The team also developed a spearing and buoyancy compensation system. The robot has a revolving carousel, not unlike the cylinder of a revolver, that holds eight detachable spear tips. A motorized mechanism connects to a metal shaft that thrusts the spear tips into the fish. As the shaft retracts, leaving the buoyant spear tip embedded in the fish, the carousel turns to move the next spear tip into position.
As the spear tips are used, the robot loses buoyancy. To compensate, the researchers built a watertight, air-filled chamber that enlarges slightly after each spearing to displace more water and equalize the robot’s buoyancy.
The team also designed a water-tight chamber to protect the robot’s motherboard and electronics from the salt water, which is highly corrosive. “In many ways, this was the hardest part of the project,” said William Godsey, who worked on the system’s buoyancy and electronics chambers, along with its shooting mechanism. “Just because something is waterproof doesn’t mean it will work in salt water, which is an incredibly corrosive substance.”
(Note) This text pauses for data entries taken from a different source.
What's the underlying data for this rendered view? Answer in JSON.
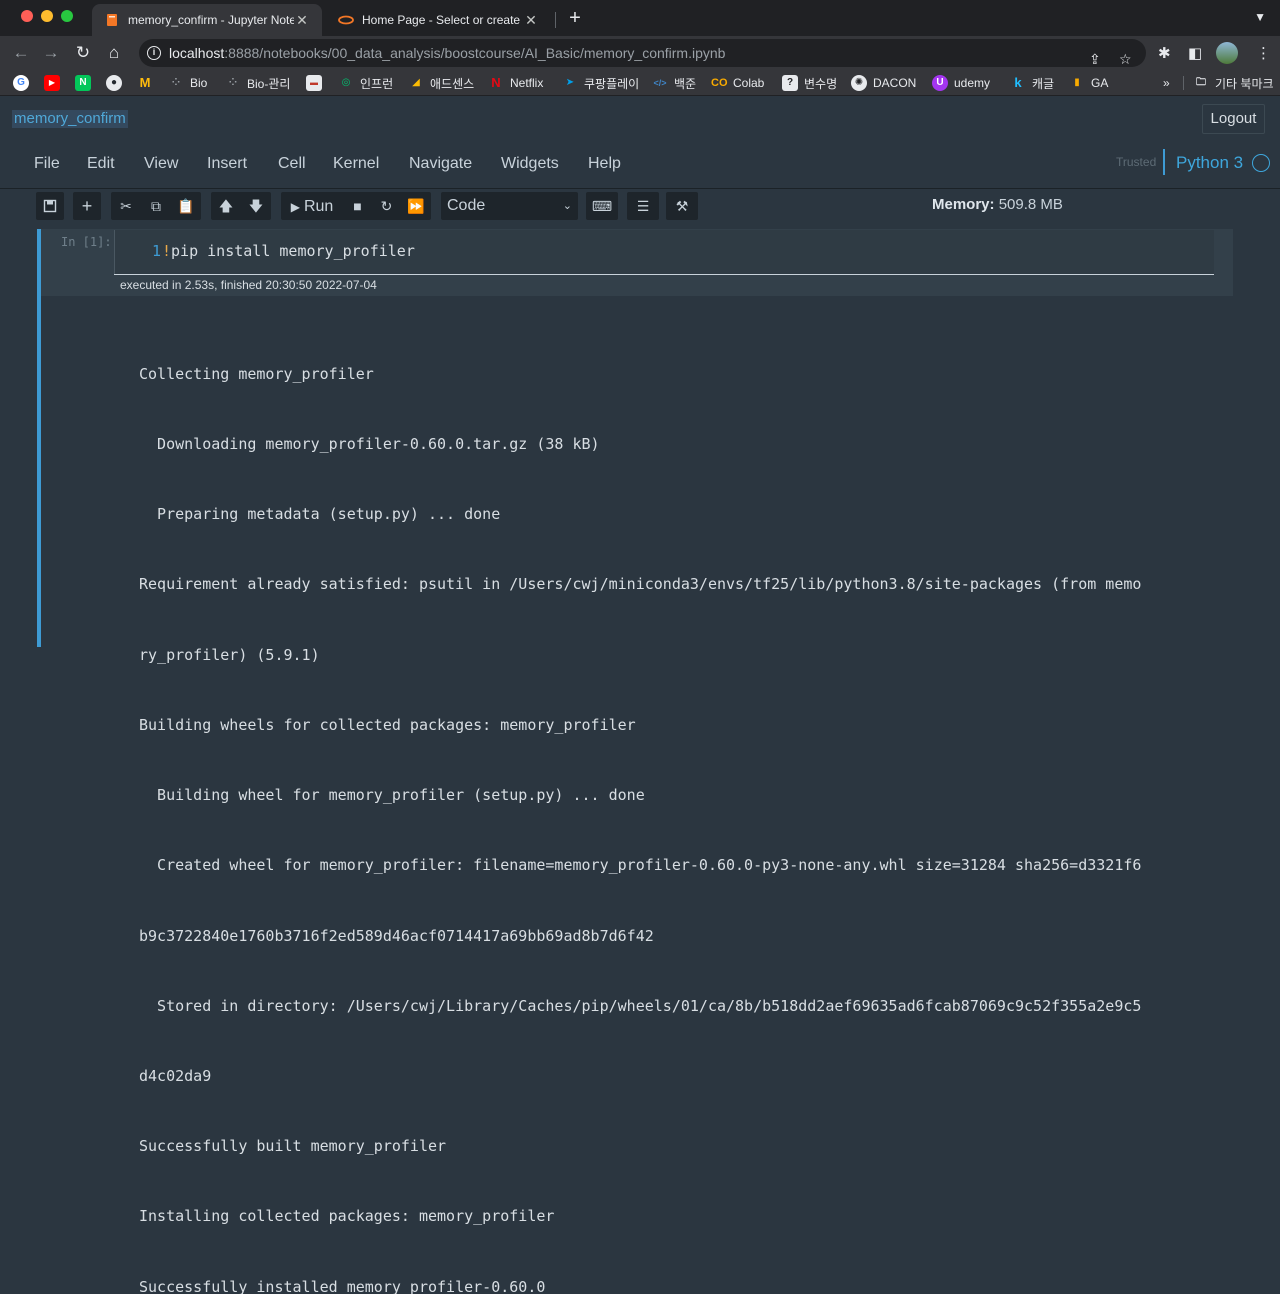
{
  "browser": {
    "tabs": [
      {
        "title": "memory_confirm - Jupyter Notebook",
        "active": true,
        "icon": "jupyter-book-icon"
      },
      {
        "title": "Home Page - Select or create a notebook",
        "active": false,
        "icon": "jupyter-ring-icon"
      }
    ],
    "url_host": "localhost",
    "url_rest": ":8888/notebooks/00_data_analysis/boostcourse/AI_Basic/memory_confirm.ipynb",
    "bookmarks": [
      {
        "label": "",
        "icon": "google-icon",
        "color": "#ffffff"
      },
      {
        "label": "",
        "icon": "youtube-icon",
        "color": "#ff0000"
      },
      {
        "label": "",
        "icon": "naver-icon",
        "color": "#03c75a"
      },
      {
        "label": "",
        "icon": "github-icon",
        "color": "#24292f"
      },
      {
        "label": "",
        "icon": "mcdonalds-icon",
        "color": "#ffbc0d"
      },
      {
        "label": "Bio",
        "icon": "dots-icon",
        "color": "#5f6368"
      },
      {
        "label": "Bio-관리",
        "icon": "dots-icon",
        "color": "#5f6368"
      },
      {
        "label": "",
        "icon": "window-icon",
        "color": "#e8eaed"
      },
      {
        "label": "인프런",
        "icon": "inflearn-icon",
        "color": "#00c471"
      },
      {
        "label": "애드센스",
        "icon": "adsense-icon",
        "color": "#fbbc04"
      },
      {
        "label": "Netflix",
        "icon": "netflix-icon",
        "color": "#e50914"
      },
      {
        "label": "쿠팡플레이",
        "icon": "coupang-icon",
        "color": "#00a0e9"
      },
      {
        "label": "백준",
        "icon": "code-icon",
        "color": "#3f84c5"
      },
      {
        "label": "Colab",
        "icon": "colab-icon",
        "color": "#f9ab00"
      },
      {
        "label": "변수명",
        "icon": "question-icon",
        "color": "#5f6368"
      },
      {
        "label": "DACON",
        "icon": "dacon-icon",
        "color": "#e8eaed"
      },
      {
        "label": "udemy",
        "icon": "udemy-icon",
        "color": "#a435f0"
      },
      {
        "label": "캐글",
        "icon": "kaggle-icon",
        "color": "#20beff"
      },
      {
        "label": "GA",
        "icon": "analytics-icon",
        "color": "#f9ab00"
      }
    ],
    "other_bookmarks": "기타 북마크",
    "more": "»"
  },
  "jupyter": {
    "notebook_title": "memory_confirm",
    "logout": "Logout",
    "menu": [
      "File",
      "Edit",
      "View",
      "Insert",
      "Cell",
      "Kernel",
      "Navigate",
      "Widgets",
      "Help"
    ],
    "trusted": "Trusted",
    "kernel": "Python 3",
    "run_label": "Run",
    "cell_type": "Code",
    "memory_label": "Memory:",
    "memory_value": "509.8 MB"
  },
  "cell": {
    "prompt": "In [1]:",
    "line_number": "1",
    "code_bang": "!",
    "code": "pip install memory_profiler",
    "exec_info": "executed in 2.53s, finished 20:30:50 2022-07-04",
    "output": [
      "Collecting memory_profiler",
      "  Downloading memory_profiler-0.60.0.tar.gz (38 kB)",
      "  Preparing metadata (setup.py) ... done",
      "Requirement already satisfied: psutil in /Users/cwj/miniconda3/envs/tf25/lib/python3.8/site-packages (from memo",
      "ry_profiler) (5.9.1)",
      "Building wheels for collected packages: memory_profiler",
      "  Building wheel for memory_profiler (setup.py) ... done",
      "  Created wheel for memory_profiler: filename=memory_profiler-0.60.0-py3-none-any.whl size=31284 sha256=d3321f6",
      "b9c3722840e1760b3716f2ed589d46acf0714417a69bb69ad8b7d6f42",
      "  Stored in directory: /Users/cwj/Library/Caches/pip/wheels/01/ca/8b/b518dd2aef69635ad6fcab87069c9c52f355a2e9c5",
      "d4c02da9",
      "Successfully built memory_profiler",
      "Installing collected packages: memory_profiler",
      "Successfully installed memory_profiler-0.60.0"
    ]
  }
}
The robot is being designed to attach to a commercially available, autonomous submersible robot. During the 2018-19 academic year, a second MQP team will focus on the robot’s global navigation system, which will enable it to autonomously establish and navigate a three-dimensional search grid as it seeks lionfish.